Class: Turbellaria (free-living flatworms)
Metazoa (animals) > Bilateria > Lophotrochozoa >
Some 3000 species of turbellarian have been
described. They are typically leaf-shaped worms and, although some
may be 600 millimetres or more long, most are less than (often a lot
less than) 10 millimetres. Most turbellarians are free living but
Notoplana patellarum makes an interesting exception: it lives
commensally in the mantle folds of the limpet, Patella oculus,
found on rocky shores of the Western Cape.
The digestive system consists of a pharynx
leading to a blind-ending gut. There is no anus, so the remains of
any food that is ingested has to be ejected via the mouth.
Turbellarians eat carrion or actively capture prey, which is
swallowed whole or torn to pieces with the pharynx. In the gut, or
gastrovascular cavity, endoderm cells engulf food particles by

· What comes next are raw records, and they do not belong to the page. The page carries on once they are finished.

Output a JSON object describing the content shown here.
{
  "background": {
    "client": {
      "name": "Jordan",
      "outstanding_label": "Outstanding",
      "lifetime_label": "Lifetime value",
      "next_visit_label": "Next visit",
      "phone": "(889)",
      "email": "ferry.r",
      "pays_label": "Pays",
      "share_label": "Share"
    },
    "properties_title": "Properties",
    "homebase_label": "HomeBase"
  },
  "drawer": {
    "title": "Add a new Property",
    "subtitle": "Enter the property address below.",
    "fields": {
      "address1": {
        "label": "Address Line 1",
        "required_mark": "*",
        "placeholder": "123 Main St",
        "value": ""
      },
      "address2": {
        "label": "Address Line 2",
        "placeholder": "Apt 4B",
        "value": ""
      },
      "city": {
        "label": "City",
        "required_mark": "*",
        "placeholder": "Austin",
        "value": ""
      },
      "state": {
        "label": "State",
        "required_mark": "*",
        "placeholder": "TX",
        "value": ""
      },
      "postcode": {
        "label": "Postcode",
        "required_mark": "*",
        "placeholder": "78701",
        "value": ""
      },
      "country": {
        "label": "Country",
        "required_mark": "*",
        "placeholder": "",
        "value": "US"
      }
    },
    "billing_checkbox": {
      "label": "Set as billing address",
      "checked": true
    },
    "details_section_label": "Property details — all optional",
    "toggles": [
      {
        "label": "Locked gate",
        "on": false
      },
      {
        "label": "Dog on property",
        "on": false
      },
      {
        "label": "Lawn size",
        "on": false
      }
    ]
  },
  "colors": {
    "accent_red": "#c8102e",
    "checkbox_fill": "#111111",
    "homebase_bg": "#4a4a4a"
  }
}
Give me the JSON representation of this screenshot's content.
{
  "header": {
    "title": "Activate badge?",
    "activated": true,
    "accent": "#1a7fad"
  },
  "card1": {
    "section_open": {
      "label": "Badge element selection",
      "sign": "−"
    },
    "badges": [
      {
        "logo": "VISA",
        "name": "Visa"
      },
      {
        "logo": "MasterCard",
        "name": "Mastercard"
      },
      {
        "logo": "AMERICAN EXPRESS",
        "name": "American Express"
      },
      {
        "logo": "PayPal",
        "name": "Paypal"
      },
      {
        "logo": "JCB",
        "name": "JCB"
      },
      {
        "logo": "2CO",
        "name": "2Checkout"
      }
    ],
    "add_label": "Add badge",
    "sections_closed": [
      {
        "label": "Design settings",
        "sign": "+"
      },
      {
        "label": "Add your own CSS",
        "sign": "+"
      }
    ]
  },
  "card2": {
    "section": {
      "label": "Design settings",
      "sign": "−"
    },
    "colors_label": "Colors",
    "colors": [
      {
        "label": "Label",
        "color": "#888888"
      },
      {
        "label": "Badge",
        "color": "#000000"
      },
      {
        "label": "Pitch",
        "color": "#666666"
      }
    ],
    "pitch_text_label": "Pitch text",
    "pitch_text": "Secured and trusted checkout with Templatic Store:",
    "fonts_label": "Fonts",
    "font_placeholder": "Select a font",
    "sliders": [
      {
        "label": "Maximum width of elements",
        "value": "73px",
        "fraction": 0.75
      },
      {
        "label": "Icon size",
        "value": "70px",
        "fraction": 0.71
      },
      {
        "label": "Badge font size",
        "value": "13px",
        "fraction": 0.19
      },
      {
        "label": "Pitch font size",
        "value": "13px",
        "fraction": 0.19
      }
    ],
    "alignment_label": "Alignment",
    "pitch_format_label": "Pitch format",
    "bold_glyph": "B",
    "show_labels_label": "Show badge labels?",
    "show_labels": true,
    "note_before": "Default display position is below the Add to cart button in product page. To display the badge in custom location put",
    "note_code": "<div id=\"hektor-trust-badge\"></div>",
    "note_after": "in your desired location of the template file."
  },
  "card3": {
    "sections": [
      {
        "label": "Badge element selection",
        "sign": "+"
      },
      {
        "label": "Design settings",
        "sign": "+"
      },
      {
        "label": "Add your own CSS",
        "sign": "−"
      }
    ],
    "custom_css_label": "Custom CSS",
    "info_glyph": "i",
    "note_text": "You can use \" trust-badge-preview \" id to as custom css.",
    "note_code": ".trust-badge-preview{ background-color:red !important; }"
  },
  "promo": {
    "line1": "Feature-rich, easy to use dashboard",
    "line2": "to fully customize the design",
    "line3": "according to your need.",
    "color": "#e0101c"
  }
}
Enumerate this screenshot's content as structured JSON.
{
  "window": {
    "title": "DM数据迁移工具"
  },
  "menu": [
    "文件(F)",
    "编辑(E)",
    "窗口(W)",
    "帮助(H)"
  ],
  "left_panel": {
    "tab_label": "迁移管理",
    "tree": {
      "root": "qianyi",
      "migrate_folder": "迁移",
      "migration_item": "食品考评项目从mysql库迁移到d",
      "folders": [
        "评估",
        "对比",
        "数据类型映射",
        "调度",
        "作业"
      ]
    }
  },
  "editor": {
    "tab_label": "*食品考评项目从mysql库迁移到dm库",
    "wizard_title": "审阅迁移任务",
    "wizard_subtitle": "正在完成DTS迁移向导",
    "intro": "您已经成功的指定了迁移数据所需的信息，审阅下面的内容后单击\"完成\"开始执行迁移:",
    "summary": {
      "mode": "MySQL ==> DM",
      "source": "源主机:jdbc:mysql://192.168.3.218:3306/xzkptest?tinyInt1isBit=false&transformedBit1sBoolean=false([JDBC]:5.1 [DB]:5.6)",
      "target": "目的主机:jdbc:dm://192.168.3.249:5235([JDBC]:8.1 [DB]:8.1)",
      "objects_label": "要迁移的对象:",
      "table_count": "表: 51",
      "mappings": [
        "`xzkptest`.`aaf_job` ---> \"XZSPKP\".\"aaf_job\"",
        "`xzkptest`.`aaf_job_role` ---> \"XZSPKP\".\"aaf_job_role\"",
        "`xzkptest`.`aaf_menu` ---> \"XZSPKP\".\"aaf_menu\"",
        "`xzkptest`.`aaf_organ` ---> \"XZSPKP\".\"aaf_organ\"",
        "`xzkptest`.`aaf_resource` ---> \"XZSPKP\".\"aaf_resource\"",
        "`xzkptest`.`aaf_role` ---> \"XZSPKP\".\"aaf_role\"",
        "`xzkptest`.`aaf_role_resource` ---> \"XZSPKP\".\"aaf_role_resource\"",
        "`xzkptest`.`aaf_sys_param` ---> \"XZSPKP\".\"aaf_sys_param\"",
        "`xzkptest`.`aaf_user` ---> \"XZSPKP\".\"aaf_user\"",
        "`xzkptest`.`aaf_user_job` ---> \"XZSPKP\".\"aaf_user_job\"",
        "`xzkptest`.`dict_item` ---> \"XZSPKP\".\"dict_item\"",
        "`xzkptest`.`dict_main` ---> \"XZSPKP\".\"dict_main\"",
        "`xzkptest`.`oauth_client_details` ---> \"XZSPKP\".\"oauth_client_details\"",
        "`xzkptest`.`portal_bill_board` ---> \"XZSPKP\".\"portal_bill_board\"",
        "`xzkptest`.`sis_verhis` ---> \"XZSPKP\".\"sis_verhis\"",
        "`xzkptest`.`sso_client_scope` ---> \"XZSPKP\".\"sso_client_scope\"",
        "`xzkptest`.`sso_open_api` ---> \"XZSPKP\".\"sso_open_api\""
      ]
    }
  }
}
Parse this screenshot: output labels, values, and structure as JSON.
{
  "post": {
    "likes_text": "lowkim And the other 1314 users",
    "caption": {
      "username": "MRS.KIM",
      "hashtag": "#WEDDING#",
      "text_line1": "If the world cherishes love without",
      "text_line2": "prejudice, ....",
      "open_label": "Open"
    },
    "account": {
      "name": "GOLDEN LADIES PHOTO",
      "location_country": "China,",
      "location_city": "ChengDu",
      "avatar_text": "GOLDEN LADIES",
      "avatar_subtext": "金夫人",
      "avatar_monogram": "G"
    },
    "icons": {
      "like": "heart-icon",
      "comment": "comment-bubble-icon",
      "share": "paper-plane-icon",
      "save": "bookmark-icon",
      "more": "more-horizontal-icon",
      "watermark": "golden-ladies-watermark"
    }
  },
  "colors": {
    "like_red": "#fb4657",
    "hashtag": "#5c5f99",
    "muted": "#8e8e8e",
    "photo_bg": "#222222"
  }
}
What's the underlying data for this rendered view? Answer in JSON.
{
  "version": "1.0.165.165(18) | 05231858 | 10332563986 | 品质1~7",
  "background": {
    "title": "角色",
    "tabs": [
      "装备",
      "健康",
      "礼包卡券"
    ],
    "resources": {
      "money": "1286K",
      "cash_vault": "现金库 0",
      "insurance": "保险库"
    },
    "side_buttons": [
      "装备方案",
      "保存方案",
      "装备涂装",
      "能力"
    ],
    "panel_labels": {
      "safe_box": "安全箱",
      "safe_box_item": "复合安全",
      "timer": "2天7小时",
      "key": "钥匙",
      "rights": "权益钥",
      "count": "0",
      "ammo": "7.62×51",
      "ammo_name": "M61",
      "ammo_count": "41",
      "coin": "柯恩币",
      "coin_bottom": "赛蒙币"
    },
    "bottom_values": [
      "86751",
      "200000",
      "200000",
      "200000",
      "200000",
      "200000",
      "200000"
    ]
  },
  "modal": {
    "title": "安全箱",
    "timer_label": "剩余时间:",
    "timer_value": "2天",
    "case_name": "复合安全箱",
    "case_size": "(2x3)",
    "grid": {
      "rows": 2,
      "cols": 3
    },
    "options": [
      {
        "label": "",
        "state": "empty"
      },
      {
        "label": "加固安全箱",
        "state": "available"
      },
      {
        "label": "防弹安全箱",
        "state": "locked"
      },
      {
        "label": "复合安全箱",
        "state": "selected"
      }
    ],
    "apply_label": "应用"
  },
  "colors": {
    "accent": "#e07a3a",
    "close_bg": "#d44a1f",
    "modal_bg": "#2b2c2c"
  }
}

phagocytosis. The nervous system is not much advanced from the nerve
net of cnidarians but there is a concentration of sensory cells and
nervous tissue and the anterior end of the worm. Two nerve cords
that run the length of the body.
They are hermaphroditic and generally reproduce
sexually, although some species can also reproduce asexually by
forming a “waist” and budding off the posterior part. This back end
grows a new front and the original anterior end regenerates a new
posterior part. Turbellarians normally move by means of cilia that
cover the ventral surface; a few larger forms can swim by
rhythmically throwing the edges of the body into folds.